Black clergy, women religious, seminarians mark history, celebrate
The joint conference of the national organizations for black Catholic clergy, women religious, seminarians and deacons finally made its first stop in Baltimore, a city noted for several firsts on the road to equality in the faith.
The annual conference brings together members of the National Black Catholic Clergy Caucus, the National Black Sisters' Conference, the National Black Catholic Seminarians Association and the National Association of Black Catholic Deacons. The Black Catholic Clergy Caucus was founded in 1968, followed in turn by the other groups.
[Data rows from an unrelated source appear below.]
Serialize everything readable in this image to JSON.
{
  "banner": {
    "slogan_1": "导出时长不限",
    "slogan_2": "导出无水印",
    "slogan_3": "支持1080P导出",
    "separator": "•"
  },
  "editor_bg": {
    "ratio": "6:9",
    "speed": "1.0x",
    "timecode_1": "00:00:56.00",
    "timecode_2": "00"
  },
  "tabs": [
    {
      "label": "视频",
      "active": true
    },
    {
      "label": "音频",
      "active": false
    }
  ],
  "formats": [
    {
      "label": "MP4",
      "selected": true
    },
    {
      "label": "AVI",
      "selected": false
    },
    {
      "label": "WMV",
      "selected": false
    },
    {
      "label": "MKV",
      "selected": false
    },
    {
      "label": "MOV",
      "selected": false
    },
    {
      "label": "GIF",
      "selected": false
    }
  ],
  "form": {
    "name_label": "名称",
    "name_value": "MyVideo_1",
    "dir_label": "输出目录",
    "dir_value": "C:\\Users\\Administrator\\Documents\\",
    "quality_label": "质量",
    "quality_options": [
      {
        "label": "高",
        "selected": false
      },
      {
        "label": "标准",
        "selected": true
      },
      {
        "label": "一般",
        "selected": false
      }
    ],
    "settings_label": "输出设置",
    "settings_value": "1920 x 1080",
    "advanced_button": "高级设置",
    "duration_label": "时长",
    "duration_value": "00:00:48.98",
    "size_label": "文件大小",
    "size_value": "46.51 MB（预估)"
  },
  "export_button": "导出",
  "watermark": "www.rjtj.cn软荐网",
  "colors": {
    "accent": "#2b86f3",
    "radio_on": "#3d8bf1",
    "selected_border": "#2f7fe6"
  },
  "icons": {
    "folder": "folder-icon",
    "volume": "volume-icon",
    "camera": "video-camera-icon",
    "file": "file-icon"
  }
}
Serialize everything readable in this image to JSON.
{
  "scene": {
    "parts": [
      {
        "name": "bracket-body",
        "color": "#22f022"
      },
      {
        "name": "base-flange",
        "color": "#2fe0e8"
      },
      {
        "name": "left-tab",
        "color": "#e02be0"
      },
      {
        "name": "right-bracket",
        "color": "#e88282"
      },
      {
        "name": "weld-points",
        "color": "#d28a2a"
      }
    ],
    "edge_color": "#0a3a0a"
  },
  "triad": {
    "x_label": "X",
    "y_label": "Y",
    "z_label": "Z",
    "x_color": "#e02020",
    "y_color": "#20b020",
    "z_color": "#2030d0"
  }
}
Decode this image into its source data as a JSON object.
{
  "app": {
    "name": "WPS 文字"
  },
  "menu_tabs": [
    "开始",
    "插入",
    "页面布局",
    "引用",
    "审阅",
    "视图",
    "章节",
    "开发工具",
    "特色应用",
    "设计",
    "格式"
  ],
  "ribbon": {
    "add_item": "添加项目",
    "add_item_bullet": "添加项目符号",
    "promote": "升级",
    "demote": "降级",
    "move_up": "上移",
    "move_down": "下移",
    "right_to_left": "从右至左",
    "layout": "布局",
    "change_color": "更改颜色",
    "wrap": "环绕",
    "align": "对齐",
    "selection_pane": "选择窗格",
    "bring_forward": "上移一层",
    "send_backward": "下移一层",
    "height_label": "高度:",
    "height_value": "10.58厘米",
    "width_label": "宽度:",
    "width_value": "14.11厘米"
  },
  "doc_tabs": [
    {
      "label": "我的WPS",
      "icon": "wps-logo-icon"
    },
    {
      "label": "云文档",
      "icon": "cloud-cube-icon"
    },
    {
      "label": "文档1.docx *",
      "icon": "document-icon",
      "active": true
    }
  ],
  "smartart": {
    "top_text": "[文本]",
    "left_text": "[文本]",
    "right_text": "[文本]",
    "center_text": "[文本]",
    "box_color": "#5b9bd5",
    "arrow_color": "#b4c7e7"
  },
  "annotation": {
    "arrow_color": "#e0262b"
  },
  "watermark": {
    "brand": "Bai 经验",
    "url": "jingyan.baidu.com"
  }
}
They began meeting jointly because of their commonalities.
One of this year's attendees, Sr. Beulah Martin, a Sister of the Blessed Sacrament, didn't wait for the formal opening of the July 20-24 gathering to soak up some of that Baltimore history.
Beulah was among the more than 100 priests, deacons, seminarians and religious women from around the nation at a July 22 Mass at Historic St. Francis Xavier, the first black Catholic church in the United States.
It was her 10th day in town, as Beulah had spent her annual retreat at the motherhouse of the Oblate Sisters of Providence, who in 1829 were founded by Mother Mary Lange, a candidate for sainthood, as the first community for sisters of African descent in the U.S.